Making the Parking Experience Forgettable


By Ben Henderson, PE, SE

I’m sure we’ve all had very pleasant parking experiences…and some that weren’t so much. Although not the destination itself, parking is often the first and last experience you’ll have when arriving at and leaving a destination. The best experiences are often quickly forgotten—the bad experiences, well, they never are. And every once in a while, you’ll have an experience that raises the bar, sets the new standard for the parking experience we’d all strive to provide for our clients and patrons.

On a recent business trip, I had a memorable experience—not a good one. It highlighted again for me the importance of:

Technology: Tech that works for your specific user group, considering the user group’s demographics, familiarity with the parking product, and even the anticipated state of mind of the user (think healthcare)

Maintenance: Anything that is in a state of disrepair will speak volumes to patron’s about what level of service, care, and what experience they might expect once they walk through your front door—not great


    • Make it easy, obvious, and consistent—and even better, make it appealing and even a little fun.
    • Use variable message signs to get people to their stall quickly—people simply want to get out of their car—don’t make it more painful than it has to be.
    • Parking guidance systems can be great—and can help parking garages with nested parking areas be extremely simple to navigate.

Finishes: It is always amazing what a little paint, some traffic coating, and some artistic flair on pedestrian wayfinding signage can do to liven up a typically drab experience—your patrons will find it unknowingly welcoming

Maneuverability: Driving through a well-designed facility can be a nearly mindless exercise—when not well-designed it’s confusing and difficult to navigate; a good parking consultant will help you alleviate these issues—finding the best solution is often an art more than it is a science

From technology to lighting, and parking geometrics to the aesthetic experience, what have you found are the separators in making your parking experience forgettable? Or vice versa?
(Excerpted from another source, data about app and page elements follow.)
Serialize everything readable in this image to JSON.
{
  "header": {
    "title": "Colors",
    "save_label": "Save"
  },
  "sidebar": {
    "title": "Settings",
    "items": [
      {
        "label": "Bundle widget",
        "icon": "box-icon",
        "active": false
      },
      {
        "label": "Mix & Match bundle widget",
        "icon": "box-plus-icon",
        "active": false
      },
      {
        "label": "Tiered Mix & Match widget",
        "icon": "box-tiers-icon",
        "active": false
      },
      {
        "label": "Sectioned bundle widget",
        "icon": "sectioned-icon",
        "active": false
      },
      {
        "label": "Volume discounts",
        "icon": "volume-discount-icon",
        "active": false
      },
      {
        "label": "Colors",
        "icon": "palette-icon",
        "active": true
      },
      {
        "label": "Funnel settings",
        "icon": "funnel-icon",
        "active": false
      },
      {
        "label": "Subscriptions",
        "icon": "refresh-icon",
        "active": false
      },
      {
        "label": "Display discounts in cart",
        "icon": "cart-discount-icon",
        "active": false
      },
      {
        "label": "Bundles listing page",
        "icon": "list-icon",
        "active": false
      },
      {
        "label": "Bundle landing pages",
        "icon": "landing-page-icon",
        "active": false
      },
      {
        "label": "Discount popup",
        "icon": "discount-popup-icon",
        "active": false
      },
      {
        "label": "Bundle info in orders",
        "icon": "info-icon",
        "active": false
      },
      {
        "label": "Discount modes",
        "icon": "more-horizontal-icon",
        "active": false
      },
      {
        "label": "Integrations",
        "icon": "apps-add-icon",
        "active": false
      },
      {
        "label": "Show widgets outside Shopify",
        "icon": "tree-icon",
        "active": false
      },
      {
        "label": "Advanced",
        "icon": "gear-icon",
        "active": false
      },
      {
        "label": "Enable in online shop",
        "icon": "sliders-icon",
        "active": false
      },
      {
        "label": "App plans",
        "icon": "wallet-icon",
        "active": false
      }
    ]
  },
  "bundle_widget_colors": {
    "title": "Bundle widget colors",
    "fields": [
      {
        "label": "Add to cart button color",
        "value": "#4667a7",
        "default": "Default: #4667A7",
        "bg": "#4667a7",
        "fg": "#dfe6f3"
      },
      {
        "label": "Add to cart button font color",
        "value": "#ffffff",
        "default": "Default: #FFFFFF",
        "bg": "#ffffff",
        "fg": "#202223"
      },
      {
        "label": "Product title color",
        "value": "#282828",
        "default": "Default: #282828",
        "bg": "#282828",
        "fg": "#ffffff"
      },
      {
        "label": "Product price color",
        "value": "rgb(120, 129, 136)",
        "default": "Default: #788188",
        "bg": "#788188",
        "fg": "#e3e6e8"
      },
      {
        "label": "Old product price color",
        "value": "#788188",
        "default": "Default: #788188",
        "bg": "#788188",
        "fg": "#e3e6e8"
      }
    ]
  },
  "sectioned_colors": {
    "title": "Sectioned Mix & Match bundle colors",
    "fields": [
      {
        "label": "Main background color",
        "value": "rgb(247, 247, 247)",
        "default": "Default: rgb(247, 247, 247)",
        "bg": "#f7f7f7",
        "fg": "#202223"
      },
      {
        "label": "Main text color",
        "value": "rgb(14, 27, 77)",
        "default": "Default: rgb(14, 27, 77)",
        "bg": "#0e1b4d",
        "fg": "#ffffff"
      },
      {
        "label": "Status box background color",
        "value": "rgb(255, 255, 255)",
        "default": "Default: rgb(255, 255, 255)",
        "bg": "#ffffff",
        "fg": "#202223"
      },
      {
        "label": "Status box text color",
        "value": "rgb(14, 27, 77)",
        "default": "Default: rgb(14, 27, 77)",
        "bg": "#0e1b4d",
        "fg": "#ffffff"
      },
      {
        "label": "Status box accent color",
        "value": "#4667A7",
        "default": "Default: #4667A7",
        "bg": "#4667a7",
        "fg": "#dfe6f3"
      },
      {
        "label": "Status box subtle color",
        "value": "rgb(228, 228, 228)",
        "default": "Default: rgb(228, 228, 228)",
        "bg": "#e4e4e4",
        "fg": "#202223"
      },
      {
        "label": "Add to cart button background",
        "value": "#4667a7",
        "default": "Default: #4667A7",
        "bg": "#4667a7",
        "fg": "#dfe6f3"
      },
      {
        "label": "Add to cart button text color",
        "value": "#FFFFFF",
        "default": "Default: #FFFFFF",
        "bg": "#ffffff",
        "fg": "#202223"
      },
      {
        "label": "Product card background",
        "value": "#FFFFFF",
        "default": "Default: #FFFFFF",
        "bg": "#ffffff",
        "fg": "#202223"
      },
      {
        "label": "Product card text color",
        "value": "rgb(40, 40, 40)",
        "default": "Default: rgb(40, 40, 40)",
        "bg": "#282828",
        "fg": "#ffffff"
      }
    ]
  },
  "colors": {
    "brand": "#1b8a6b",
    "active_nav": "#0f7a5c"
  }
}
Would love to hear your stories.

Ben Henderson, PE, SE,  is Vice President for Kimley-Horn and a member of the IPMI Planning, Design, & Construction Committee. He can be reached at